The Ukrainian government has been actively analyzing and addressing unnecessary trade barriers that encumber trade, working to make the business environment simpler and more transparent for local and foreign companies. While the environment is improving, many trade barriers in Ukraine persist, including unpredictable discriminatory fees and product certification procedures. Non-tariff barriers include inconsistent customs values to imports, non-transparent certification requirements, cumbersome procedures for phytosanitary certifications, import licenses, and labeling requirements.
Although Ukraine zeroed its compulsory certification lists, its certification system remains in place. The certification system is based on the Law on Standards, Technical Requirements and Compliance Evaluation Procedures, Law on Standardization, Law on Conformity Certification, and the Presidential Decree “Provision on State Inspection on Consumer Rights Protection.” These regulations envisage the following compliance documents:
- Technical Regulations are legal public acts establishing mandatory requirements for products, services, or production processes to eliminate threats to national security, to protect life, health, and property rights of consumers, protect animals, plants and the environment. It may also contain requirements for terminology, labels, packaging, marking or labeling requirements as they apply to a product, process or production method. In recent years, Ukraine adopted over 30 Technical Regulations most of which mimic EU safety directives word-for-word.
- National (State) Standards (DSTUs) are documents approved by the competent authority, which provide guidelines or characteristics that relate to the products, production processes or services with which compliance is not mandatory. The standard also may include requirements for terminology, labels, packaging, marking, or labeling requirements as they apply to a product, process, or service. From the legislator’s perspective, a Standard is an auxiliary document that, if followed, will help achieve compulsory safety requirements listed in a Technical Regulation. However, producers are free to choose other production techniques that can yield the same safety results.
In November 2010, the Ministry of Health of Ukraine signed Order #971, approving a list of food products that require monitoring for genetically engineered or genetically modified organism (GMO) content. Among the groups of products to be tested and monitored are soybeans, corn, tomatoes, squash, melons, papaya, chicory, sugar beets, rapeseed, flax and cotton oils, wheat, rice, infant formula and specialty food products that contain the aforementioned plants and products of processing thereof, yeast and leaven, including products containing these ingredients.

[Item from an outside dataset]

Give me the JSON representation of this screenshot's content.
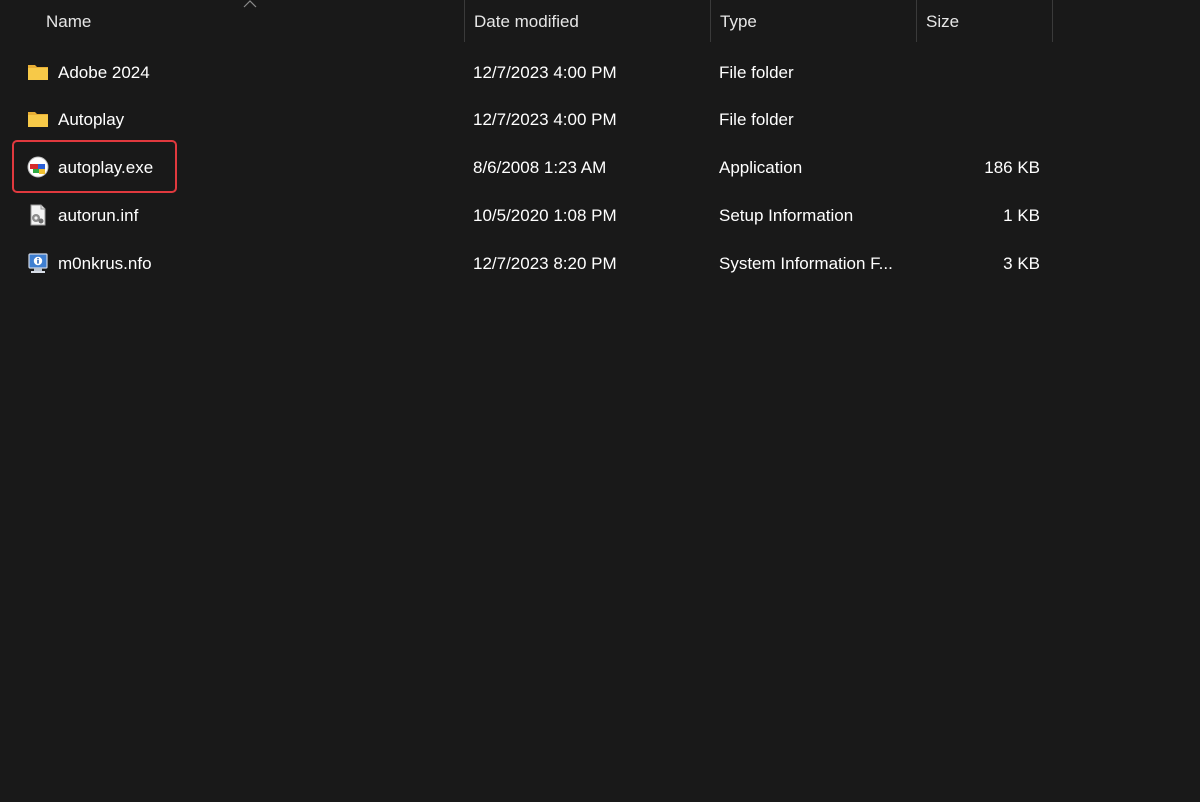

The United States continues to engage with Ukraine under a Trade and Investment Cooperation Agreement (TICA) signed in 2008 and other dialogues to urge Ukraine to take steps to eliminate specific market access barriers, improve the transparency and predictability of Ukraine’s regulatory regime, advance the protection and enforcement of intellectual property (IP) rights, and improve the business environment to ensure fair and equitable treatment for U.S. businesses operating in Ukraine.
For more information and help with trade barriers please contact:
International Trade Administration